TASK DESCRIPTION: A faithful copy of each entry below is expected, with the images removed.

DATA SUPPLIED:
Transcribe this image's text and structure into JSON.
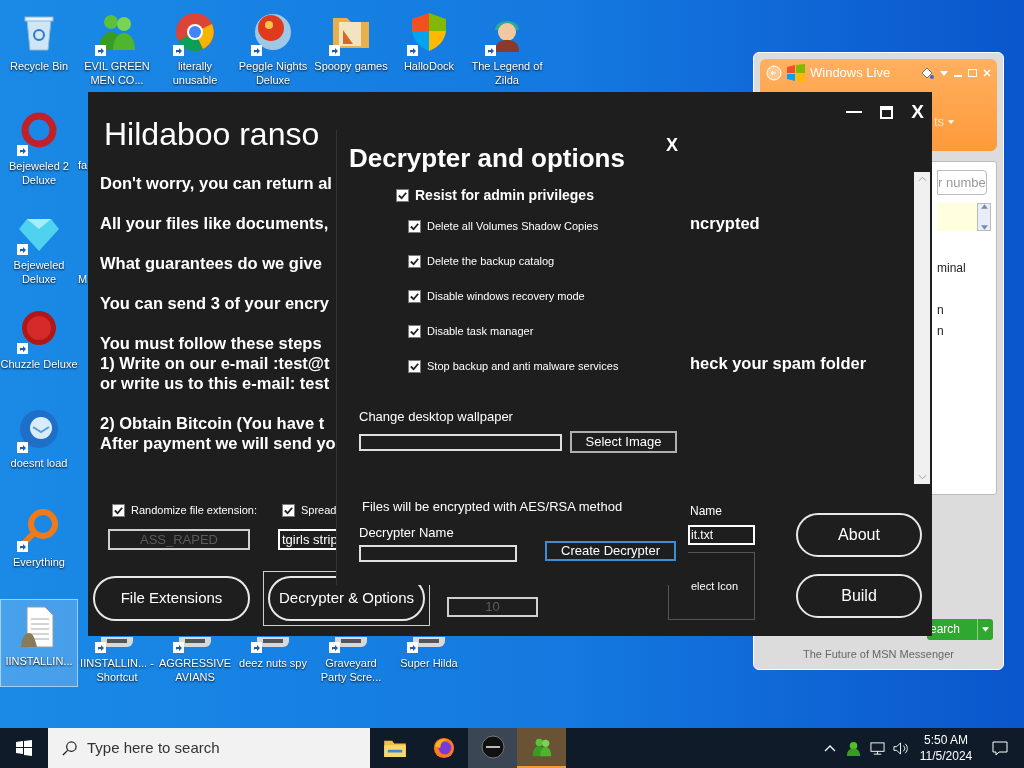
{
  "desktop_icons": [
    {
      "label": "Recycle Bin",
      "shortcut": false,
      "selected": false
    },
    {
      "label": "EVIL GREEN MEN CO...",
      "shortcut": true,
      "selected": false
    },
    {
      "label": "literally unusable",
      "shortcut": true,
      "selected": false
    },
    {
      "label": "Peggle Nights Deluxe",
      "shortcut": true,
      "selected": false
    },
    {
      "label": "Spoopy games",
      "shortcut": true,
      "selected": false
    },
    {
      "label": "HalloDock",
      "shortcut": true,
      "selected": false
    },
    {
      "label": "The Legend of Zilda",
      "shortcut": true,
      "selected": false
    },
    {
      "label": "Bejeweled 2 Deluxe",
      "shortcut": true,
      "selected": false
    },
    {
      "label": "Bejeweled Deluxe",
      "shortcut": true,
      "selected": false
    },
    {
      "label": "Chuzzle Deluxe",
      "shortcut": true,
      "selected": false
    },
    {
      "label": "doesnt load",
      "shortcut": true,
      "selected": false
    },
    {
      "label": "Everything",
      "shortcut": true,
      "selected": false
    },
    {
      "label": "IINSTALLIN...",
      "shortcut": false,
      "selected": true
    },
    {
      "label": "IINSTALLIN... - Shortcut",
      "shortcut": true,
      "selected": false
    },
    {
      "label": "AGGRESSIVE AVIANS",
      "shortcut": true,
      "selected": false
    },
    {
      "label": "deez nuts spy",
      "shortcut": true,
      "selected": false
    },
    {
      "label": "Graveyard Party Scre...",
      "shortcut": true,
      "selected": false
    },
    {
      "label": "Super Hilda",
      "shortcut": true,
      "selected": false
    }
  ],
  "covered_icon_labels": [
    "fa",
    "M"
  ],
  "msn_window": {
    "title": "Windows Live",
    "menu_fragment": "ts",
    "search_placeholder_fragment": "r numbe",
    "list_fragments": [
      "minal",
      "n",
      "n"
    ],
    "search_button_fragment": "earch",
    "footer": "The Future of MSN Messenger"
  },
  "builder_window": {
    "title": "Hildaboo ranso",
    "close": "X",
    "message": [
      [
        {
          "text": "Don't worry, you can return al"
        }
      ],
      [
        {
          "text": "All your files like documents, ",
          "text_after_dialog": "ncrypted"
        }
      ],
      [
        {
          "text": "What guarantees do we give "
        }
      ],
      [
        {
          "text": "You can send 3 of your encry"
        }
      ],
      [
        {
          "text": "You must follow these steps "
        },
        {
          "text": "1) Write on our e-mail :test@t",
          "text_after_dialog": "heck your spam folder"
        },
        {
          "text": "or write us to this e-mail: test"
        }
      ],
      [
        {
          "text": "2) Obtain Bitcoin (You have t"
        },
        {
          "text": "After payment we will send yo"
        }
      ]
    ],
    "options": [
      {
        "label": "Randomize file extension:",
        "checked": true,
        "value": "ASS_RAPED",
        "disabled": true
      },
      {
        "label": "Spread",
        "checked": true,
        "value": "tgirls strip",
        "disabled": false
      }
    ],
    "buttons": [
      {
        "label": "File Extensions",
        "focused": false
      },
      {
        "label": "Decrypter & Options",
        "focused": true
      }
    ],
    "count_field": {
      "value": "10",
      "disabled": true
    },
    "name_label": "Name",
    "name_value": "it.txt",
    "icon_picker_label": "elect Icon",
    "side_buttons": [
      "About",
      "Build"
    ]
  },
  "dialog": {
    "title": "Decrypter and options",
    "close": "X",
    "main_option": {
      "label": "Resist for admin privileges",
      "checked": true
    },
    "options": [
      {
        "label": "Delete all Volumes Shadow Copies",
        "checked": true
      },
      {
        "label": "Delete the backup catalog",
        "checked": true
      },
      {
        "label": "Disable windows recovery mode",
        "checked": true
      },
      {
        "label": "Disable task manager",
        "checked": true
      },
      {
        "label": "Stop backup and anti malware services",
        "checked": true
      }
    ],
    "wallpaper_label": "Change desktop wallpaper",
    "wallpaper_button": "Select Image",
    "note": "Files will be encrypted with AES/RSA method",
    "name_label": "Decrypter Name",
    "create_button": "Create Decrypter"
  },
  "taskbar": {
    "search_placeholder": "Type here to search",
    "apps": [
      {
        "open": false,
        "active": false
      },
      {
        "open": false,
        "active": false
      },
      {
        "open": true,
        "active": false
      },
      {
        "open": true,
        "active": true
      }
    ],
    "time": "5:50 AM",
    "date": "11/5/2024"
  }
}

TASK RESPONSE:
Transcribe this image's text and structure into JSON.
{
  "desktop_icons": [
    {
      "label": "Recycle Bin",
      "shortcut": false,
      "selected": false
    },
    {
      "label": "EVIL GREEN MEN CO...",
      "shortcut": true,
      "selected": false
    },
    {
      "label": "literally unusable",
      "shortcut": true,
      "selected": false
    },
    {
      "label": "Peggle Nights Deluxe",
      "shortcut": true,
      "selected": false
    },
    {
      "label": "Spoopy games",
      "shortcut": true,
      "selected": false
    },
    {
      "label": "HalloDock",
      "shortcut": true,
      "selected": false
    },
    {
      "label": "The Legend of Zilda",
      "shortcut": true,
      "selected": false
    },
    {
      "label": "Bejeweled 2 Deluxe",
      "shortcut": true,
      "selected": false
    },
    {
      "label": "Bejeweled Deluxe",
      "shortcut": true,
      "selected": false
    },
    {
      "label": "Chuzzle Deluxe",
      "shortcut": true,
      "selected": false
    },
    {
      "label": "doesnt load",
      "shortcut": true,
      "selected": false
    },
    {
      "label": "Everything",
      "shortcut": true,
      "selected": false
    },
    {
      "label": "IINSTALLIN...",
      "shortcut": false,
      "selected": true
    },
    {
      "label": "IINSTALLIN... - Shortcut",
      "shortcut": true,
      "selected": false
    },
    {
      "label": "AGGRESSIVE AVIANS",
      "shortcut": true,
      "selected": false
    },
    {
      "label": "deez nuts spy",
      "shortcut": true,
      "selected": false
    },
    {
      "label": "Graveyard Party Scre...",
      "shortcut": true,
      "selected": false
    },
    {
      "label": "Super Hilda",
      "shortcut": true,
      "selected": false
    }
  ],
  "covered_icon_labels": [
    "fa",
    "M"
  ],
  "msn_window": {
    "title": "Windows Live",
    "menu_fragment": "ts",
    "search_placeholder_fragment": "r numbe",
    "list_fragments": [
      "minal",
      "n",
      "n"
    ],
    "search_button_fragment": "earch",
    "footer": "The Future of MSN Messenger"
  },
  "builder_window": {
    "title": "Hildaboo ranso",
    "close": "X",
    "message": [
      [
        {
          "text": "Don't worry, you can return al"
        }
      ],
      [
        {
          "text": "All your files like documents, ",
          "text_after_dialog": "ncrypted"
        }
      ],
      [
        {
          "text": "What guarantees do we give "
        }
      ],
      [
        {
          "text": "You can send 3 of your encry"
        }
      ],
      [
        {
          "text": "You must follow these steps "
        },
        {
          "text": "1) Write on our e-mail :test@t",
          "text_after_dialog": "heck your spam folder"
        },
        {
          "text": "or write us to this e-mail: test"
        }
      ],
      [
        {
          "text": "2) Obtain Bitcoin (You have t"
        },
        {
          "text": "After payment we will send yo"
        }
      ]
    ],
    "options": [
      {
        "label": "Randomize file extension:",
        "checked": true,
        "value": "ASS_RAPED",
        "disabled": true
      },
      {
        "label": "Spread",
        "checked": true,
        "value": "tgirls strip",
        "disabled": false
      }
    ],
    "buttons": [
      {
        "label": "File Extensions",
        "focused": false
      },
      {
        "label": "Decrypter & Options",
        "focused": true
      }
    ],
    "count_field": {
      "value": "10",
      "disabled": true
    },
    "name_label": "Name",
    "name_value": "it.txt",
    "icon_picker_label": "elect Icon",
    "side_buttons": [
      "About",
      "Build"
    ]
  },
  "dialog": {
    "title": "Decrypter and options",
    "close": "X",
    "main_option": {
      "label": "Resist for admin privileges",
      "checked": true
    },
    "options": [
      {
        "label": "Delete all Volumes Shadow Copies",
        "checked": true
      },
      {
        "label": "Delete the backup catalog",
        "checked": true
      },
      {
        "label": "Disable windows recovery mode",
        "checked": true
      },
      {
        "label": "Disable task manager",
        "checked": true
      },
      {
        "label": "Stop backup and anti malware services",
        "checked": true
      }
    ],
    "wallpaper_label": "Change desktop wallpaper",
    "wallpaper_button": "Select Image",
    "note": "Files will be encrypted with AES/RSA method",
    "name_label": "Decrypter Name",
    "create_button": "Create Decrypter"
  },
  "taskbar": {
    "search_placeholder": "Type here to search",
    "apps": [
      {
        "open": false,
        "active": false
      },
      {
        "open": false,
        "active": false
      },
      {
        "open": true,
        "active": false
      },
      {
        "open": true,
        "active": true
      }
    ],
    "time": "5:50 AM",
    "date": "11/5/2024"
  }
}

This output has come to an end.